Relativism kills protest and passion…When we resist apartheid in South Africa (or in North America, for that matter), we are being dogmatic. When we insist that everyone is created in the image of God, that is a dogmatic doctrinal assertion, a theological statement of faith. That one doctrinal absolute defines the value of such causes as the pro-life stuggle, the resolve to decrease homelessness, and so on. Without dogmatism, slavery would still be an American and British institution. Slavery worked; it helped prosper the national economy. But it was wrong. Without the dogmatism of Rosa Parks, the black woman who refused to sit in the back of the bus, and the dogmatism of the marchers in Selma, Alabama, who, in 1965 dared to contradict the government’s and soceity’s status quo, in spite of being attacked by two hundred state police with tear gas, nightsticks, and whips–were it not for such dogmatism, injustices like this would persist to this day…Those modern relativists who insist dogmatically on justice or truth are using borrowed capital of a Christian past.

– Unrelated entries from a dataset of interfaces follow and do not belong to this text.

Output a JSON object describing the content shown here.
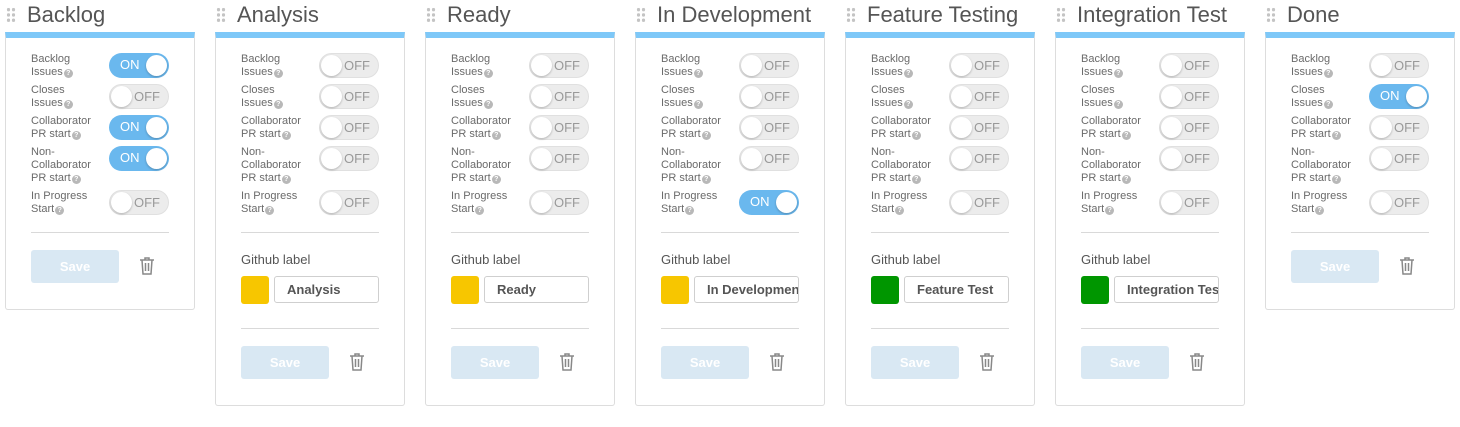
{
  "columns": [
    {
      "title": "Backlog",
      "toggles": [
        {
          "label": "Backlog\nIssues",
          "value": "ON"
        },
        {
          "label": "Closes\nIssues",
          "value": "OFF"
        },
        {
          "label": "Collaborator\nPR start",
          "value": "ON"
        },
        {
          "label": "Non-\nCollaborator\nPR start",
          "value": "ON"
        },
        {
          "label": "In Progress\nStart",
          "value": "OFF"
        }
      ],
      "github": null,
      "save_label": "Save"
    },
    {
      "title": "Analysis",
      "toggles": [
        {
          "label": "Backlog\nIssues",
          "value": "OFF"
        },
        {
          "label": "Closes\nIssues",
          "value": "OFF"
        },
        {
          "label": "Collaborator\nPR start",
          "value": "OFF"
        },
        {
          "label": "Non-\nCollaborator\nPR start",
          "value": "OFF"
        },
        {
          "label": "In Progress\nStart",
          "value": "OFF"
        }
      ],
      "github": {
        "title": "Github label",
        "color": "#f7c600",
        "value": "Analysis"
      },
      "save_label": "Save"
    },
    {
      "title": "Ready",
      "toggles": [
        {
          "label": "Backlog\nIssues",
          "value": "OFF"
        },
        {
          "label": "Closes\nIssues",
          "value": "OFF"
        },
        {
          "label": "Collaborator\nPR start",
          "value": "OFF"
        },
        {
          "label": "Non-\nCollaborator\nPR start",
          "value": "OFF"
        },
        {
          "label": "In Progress\nStart",
          "value": "OFF"
        }
      ],
      "github": {
        "title": "Github label",
        "color": "#f7c600",
        "value": "Ready"
      },
      "save_label": "Save"
    },
    {
      "title": "In Development",
      "toggles": [
        {
          "label": "Backlog\nIssues",
          "value": "OFF"
        },
        {
          "label": "Closes\nIssues",
          "value": "OFF"
        },
        {
          "label": "Collaborator\nPR start",
          "value": "OFF"
        },
        {
          "label": "Non-\nCollaborator\nPR start",
          "value": "OFF"
        },
        {
          "label": "In Progress\nStart",
          "value": "ON"
        }
      ],
      "github": {
        "title": "Github label",
        "color": "#f7c600",
        "value": "In Development"
      },
      "save_label": "Save"
    },
    {
      "title": "Feature Testing",
      "toggles": [
        {
          "label": "Backlog\nIssues",
          "value": "OFF"
        },
        {
          "label": "Closes\nIssues",
          "value": "OFF"
        },
        {
          "label": "Collaborator\nPR start",
          "value": "OFF"
        },
        {
          "label": "Non-\nCollaborator\nPR start",
          "value": "OFF"
        },
        {
          "label": "In Progress\nStart",
          "value": "OFF"
        }
      ],
      "github": {
        "title": "Github label",
        "color": "#009600",
        "value": "Feature Test"
      },
      "save_label": "Save"
    },
    {
      "title": "Integration Test",
      "toggles": [
        {
          "label": "Backlog\nIssues",
          "value": "OFF"
        },
        {
          "label": "Closes\nIssues",
          "value": "OFF"
        },
        {
          "label": "Collaborator\nPR start",
          "value": "OFF"
        },
        {
          "label": "Non-\nCollaborator\nPR start",
          "value": "OFF"
        },
        {
          "label": "In Progress\nStart",
          "value": "OFF"
        }
      ],
      "github": {
        "title": "Github label",
        "color": "#009600",
        "value": "Integration Test"
      },
      "save_label": "Save"
    },
    {
      "title": "Done",
      "toggles": [
        {
          "label": "Backlog\nIssues",
          "value": "OFF"
        },
        {
          "label": "Closes\nIssues",
          "value": "ON"
        },
        {
          "label": "Collaborator\nPR start",
          "value": "OFF"
        },
        {
          "label": "Non-\nCollaborator\nPR start",
          "value": "OFF"
        },
        {
          "label": "In Progress\nStart",
          "value": "OFF"
        }
      ],
      "github": null,
      "save_label": "Save"
    }
  ],
  "icons": {
    "drag": "drag-handle-icon",
    "help": "question-circle-icon",
    "delete": "trash-icon"
  },
  "colors": {
    "accent": "#7ec8f8",
    "toggle_on": "#6ab8ee",
    "save_disabled": "#d9e8f3"
  }
}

Horton, Made In America, pg. 162

"Harmony of intellect, emotion, and reform",

The average unbeliever today is unlikely to have the impression that to be a thinking person, it is unreasonable to be fettered by religious dogma, especially by the Bible. But it is important that we recognize that this perception is due in part to our having accepted the divorce between the heart and mind–a divorce which the Puritans, like the Reformers before them, refused to recognize. It is difficult for us to appreciate the harmony of intellect, emotion, and reform that Reformation Christianity enjoyed. Thoughts had inspired Reformers and Puritans, shaping their outlook, affections, and activities in the community. ‘My heart is stirred by a noble theme,’ sang the psalmist. Great thoughts produced great emotions and both created motivation for reform in the surrounding world.

(Made in America, by Michael Horton, pg. 22)